Instructions for the task:
From the data that follows, copy every line holding the string "label".

☆ ☆ ☆ ☆ ☆ ☆ ☆

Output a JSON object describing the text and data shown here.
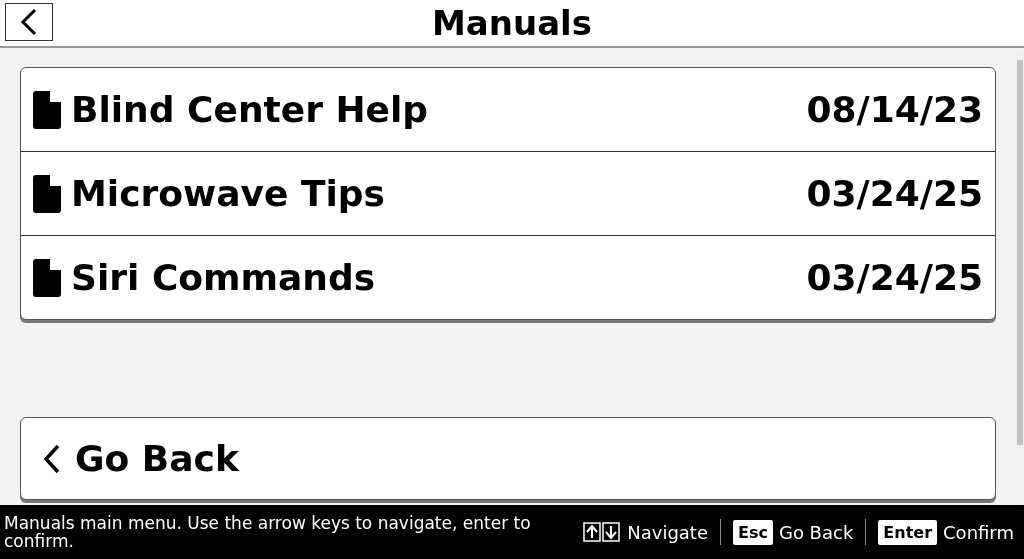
{
  "header": {
    "title": "Manuals"
  },
  "manuals": [
    {
      "name": "Blind Center Help",
      "date": "08/14/23"
    },
    {
      "name": "Microwave Tips",
      "date": "03/24/25"
    },
    {
      "name": "Siri Commands",
      "date": "03/24/25"
    }
  ],
  "go_back": {
    "label": "Go Back"
  },
  "footer": {
    "message": "Manuals main menu. Use the arrow keys to navigate, enter to confirm.",
    "hints": [
      {
        "kind": "arrows",
        "label": "Navigate"
      },
      {
        "kind": "key",
        "key": "Esc",
        "label": "Go Back"
      },
      {
        "kind": "key",
        "key": "Enter",
        "label": "Confirm"
      }
    ]
  }
}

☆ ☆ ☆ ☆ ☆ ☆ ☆

Response:
    "label": "Go Back"
        "label": "Navigate"
        "label": "Go Back"
        "label": "Confirm"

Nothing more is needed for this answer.